Peter G. Klein and Micheal E. Sykuta, eds., The Elgar Companion to Transaction Cost Economics (Edward Elgar, 2010).
Peter G. Klein, The Capitalist and the Entrepreneur: Essays on Organizations and Markets (Mises Institute, 2010).
Richard N. Langlois, The Dynamics of Industrial Capitalism: Schumpeter, Chandler, and the New Economy (Routledge, 2007).
Nicolai J. Foss, Strategy, Economic Organization, and the Knowledge Economy: The Coordination of Firms and Resources (Oxford University Press, 2005).
Raghu Garud, Arun Kumaraswamy, and Richard N. Langlois, eds., Managing in the Modular Age: Architectures, Networks and Organizations (Blackwell, 2003).

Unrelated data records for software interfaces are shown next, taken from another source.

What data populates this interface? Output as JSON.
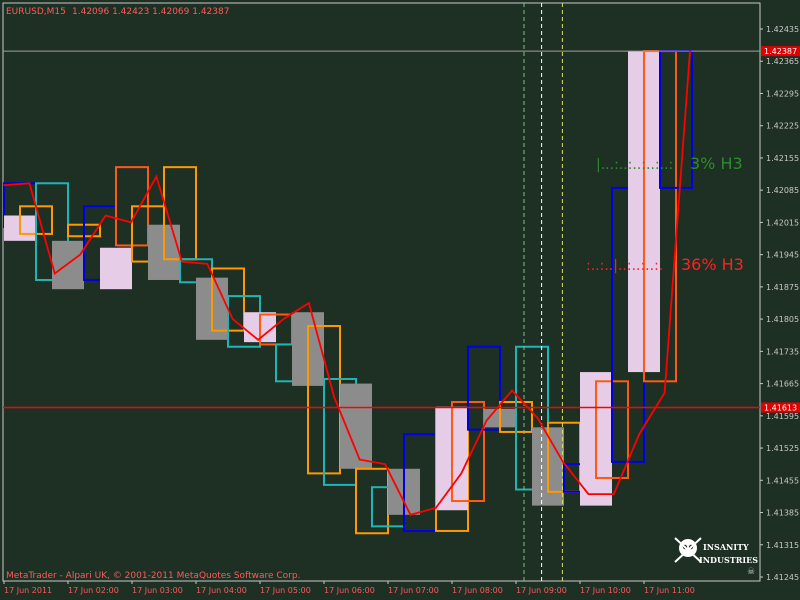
{
  "header": {
    "symbol": "EURUSD,M15",
    "ohlc": "1.42096 1.42423 1.42069 1.42387"
  },
  "footer": {
    "copyright": "MetaTrader - Alpari UK, © 2001-2011 MetaQuotes Software Corp.",
    "logo_line1": "INSANITY",
    "logo_line2": "INDUSTRIES"
  },
  "annotations": {
    "green_label": "3% H3",
    "green_prefix": "|...:..:..:..:..:",
    "red_label": "36% H3",
    "red_prefix": ":..:..|..:..:..:."
  },
  "colors": {
    "background": "#1e3024",
    "price_axis_text": "#c8c8c8",
    "time_axis_text": "#ff5a5a",
    "red_line": "#ff0000",
    "blue": "#0000e6",
    "cyan": "#20b4b4",
    "orange": "#ff9900",
    "dark_orange": "#ff5a14",
    "pink": "#e6cce6",
    "gray": "#8c8c8c",
    "green_text": "#2e8b2e",
    "red_text": "#ff2020"
  },
  "chart_data": {
    "type": "line",
    "price_ticks": [
      "1.42435",
      "1.42365",
      "1.42295",
      "1.42225",
      "1.42155",
      "1.42085",
      "1.42015",
      "1.41945",
      "1.41875",
      "1.41805",
      "1.41735",
      "1.41665",
      "1.41595",
      "1.41525",
      "1.41455",
      "1.41385",
      "1.41315",
      "1.41245"
    ],
    "ylim": [
      1.41245,
      1.42435
    ],
    "bid_price_label": "1.42387",
    "bid_price": 1.42387,
    "horizontal_level_label": "1.41613",
    "horizontal_level": 1.41613,
    "time_ticks": [
      "17 Jun 2011",
      "17 Jun 02:00",
      "17 Jun 03:00",
      "17 Jun 04:00",
      "17 Jun 05:00",
      "17 Jun 06:00",
      "17 Jun 07:00",
      "17 Jun 08:00",
      "17 Jun 09:00",
      "17 Jun 10:00",
      "17 Jun 11:00"
    ],
    "series": [
      {
        "values": [
          1.42096,
          1.421,
          1.41904,
          1.41945,
          1.4203,
          1.42015,
          1.42115,
          1.4193,
          1.41925,
          1.41805,
          1.4176,
          1.41805,
          1.4184,
          1.41635,
          1.415,
          1.4149,
          1.4138,
          1.41395,
          1.4147,
          1.41585,
          1.4165,
          1.4159,
          1.41495,
          1.41425,
          1.41425,
          1.41555,
          1.41645,
          1.42387
        ]
      }
    ],
    "blocks": [
      {
        "color": "blue",
        "x0": 0,
        "x1": 1,
        "lo": 1.42005,
        "hi": 1.421
      },
      {
        "color": "pink",
        "x0": 0,
        "x1": 1,
        "lo": 1.41975,
        "hi": 1.4203
      },
      {
        "color": "orange",
        "x0": 1,
        "x1": 2,
        "lo": 1.4199,
        "hi": 1.4205
      },
      {
        "color": "cyan",
        "x0": 2,
        "x1": 3,
        "lo": 1.4189,
        "hi": 1.421
      },
      {
        "color": "gray",
        "x0": 3,
        "x1": 4,
        "lo": 1.4187,
        "hi": 1.41975
      },
      {
        "color": "orange",
        "x0": 4,
        "x1": 5,
        "lo": 1.41985,
        "hi": 1.4201
      },
      {
        "color": "blue",
        "x0": 5,
        "x1": 6,
        "lo": 1.4189,
        "hi": 1.4205
      },
      {
        "color": "pink",
        "x0": 6,
        "x1": 7,
        "lo": 1.4187,
        "hi": 1.4196
      },
      {
        "color": "dark_orange",
        "x0": 7,
        "x1": 8,
        "lo": 1.41965,
        "hi": 1.42135
      },
      {
        "color": "orange",
        "x0": 8,
        "x1": 9,
        "lo": 1.4193,
        "hi": 1.4205
      },
      {
        "color": "gray",
        "x0": 9,
        "x1": 10,
        "lo": 1.4189,
        "hi": 1.4201
      },
      {
        "color": "orange",
        "x0": 10,
        "x1": 11,
        "lo": 1.41935,
        "hi": 1.42135
      },
      {
        "color": "cyan",
        "x0": 11,
        "x1": 12,
        "lo": 1.41885,
        "hi": 1.41935
      },
      {
        "color": "gray",
        "x0": 12,
        "x1": 13,
        "lo": 1.4176,
        "hi": 1.41895
      },
      {
        "color": "orange",
        "x0": 13,
        "x1": 14,
        "lo": 1.4178,
        "hi": 1.41915
      },
      {
        "color": "cyan",
        "x0": 14,
        "x1": 15,
        "lo": 1.41745,
        "hi": 1.41855
      },
      {
        "color": "pink",
        "x0": 15,
        "x1": 16,
        "lo": 1.41755,
        "hi": 1.4182
      },
      {
        "color": "dark_orange",
        "x0": 16,
        "x1": 17,
        "lo": 1.4175,
        "hi": 1.41815
      },
      {
        "color": "cyan",
        "x0": 17,
        "x1": 18,
        "lo": 1.4167,
        "hi": 1.4175
      },
      {
        "color": "gray",
        "x0": 18,
        "x1": 19,
        "lo": 1.4166,
        "hi": 1.4182
      },
      {
        "color": "orange",
        "x0": 19,
        "x1": 20,
        "lo": 1.4147,
        "hi": 1.4179
      },
      {
        "color": "cyan",
        "x0": 20,
        "x1": 21,
        "lo": 1.41445,
        "hi": 1.41675
      },
      {
        "color": "gray",
        "x0": 21,
        "x1": 22,
        "lo": 1.4148,
        "hi": 1.41665
      },
      {
        "color": "orange",
        "x0": 22,
        "x1": 23,
        "lo": 1.4134,
        "hi": 1.4148
      },
      {
        "color": "cyan",
        "x0": 23,
        "x1": 24,
        "lo": 1.41355,
        "hi": 1.4144
      },
      {
        "color": "gray",
        "x0": 24,
        "x1": 25,
        "lo": 1.4138,
        "hi": 1.4148
      },
      {
        "color": "blue",
        "x0": 25,
        "x1": 26,
        "lo": 1.41345,
        "hi": 1.41555
      },
      {
        "color": "orange",
        "x0": 27,
        "x1": 28,
        "lo": 1.41345,
        "hi": 1.4161
      },
      {
        "color": "pink",
        "x0": 27,
        "x1": 28,
        "lo": 1.4139,
        "hi": 1.41615
      },
      {
        "color": "dark_orange",
        "x0": 28,
        "x1": 29,
        "lo": 1.4141,
        "hi": 1.41625
      },
      {
        "color": "blue",
        "x0": 29,
        "x1": 30,
        "lo": 1.41565,
        "hi": 1.41745
      },
      {
        "color": "gray",
        "x0": 30,
        "x1": 31,
        "lo": 1.4157,
        "hi": 1.4161
      },
      {
        "color": "orange",
        "x0": 31,
        "x1": 32,
        "lo": 1.4156,
        "hi": 1.41625
      },
      {
        "color": "cyan",
        "x0": 32,
        "x1": 33,
        "lo": 1.41435,
        "hi": 1.41745
      },
      {
        "color": "gray",
        "x0": 33,
        "x1": 34,
        "lo": 1.414,
        "hi": 1.4157
      },
      {
        "color": "orange",
        "x0": 34,
        "x1": 35,
        "lo": 1.4143,
        "hi": 1.4158
      },
      {
        "color": "blue",
        "x0": 35,
        "x1": 36,
        "lo": 1.4143,
        "hi": 1.4149
      },
      {
        "color": "pink",
        "x0": 36,
        "x1": 37,
        "lo": 1.414,
        "hi": 1.4169
      },
      {
        "color": "dark_orange",
        "x0": 37,
        "x1": 38,
        "lo": 1.4146,
        "hi": 1.4167
      },
      {
        "color": "blue",
        "x0": 38,
        "x1": 39,
        "lo": 1.41495,
        "hi": 1.4209
      },
      {
        "color": "pink",
        "x0": 39,
        "x1": 40,
        "lo": 1.4169,
        "hi": 1.42387
      },
      {
        "color": "dark_orange",
        "x0": 40,
        "x1": 41,
        "lo": 1.4167,
        "hi": 1.42387
      },
      {
        "color": "blue",
        "x0": 41,
        "x1": 42,
        "lo": 1.4209,
        "hi": 1.42387
      }
    ],
    "vertical_lines": [
      {
        "color": "#7fbf7f",
        "t": 32.5,
        "style": "dashed"
      },
      {
        "color": "#ffffff",
        "t": 33.6,
        "style": "dashed"
      },
      {
        "color": "#d8e060",
        "t": 34.9,
        "style": "dashed"
      }
    ],
    "grid": false
  }
}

Nicolai J. Foss and Peter G. Klein, eds., Entrepreneurship and the Firm: Austrian Perspectives on Economic Organization (Elgar, 2002).
Nicolai J. Foss and Volker Mahnke, eds., Competence, Governance, and Entrepreneurship: Advances in Economic Strategy Research (Oxford, 2000).
Nicolai J. Foss and Paul L. Robertson, eds., Resources, Technology, and Strategy: Explorations in the Resource-based Perspective (Routledge, 2000).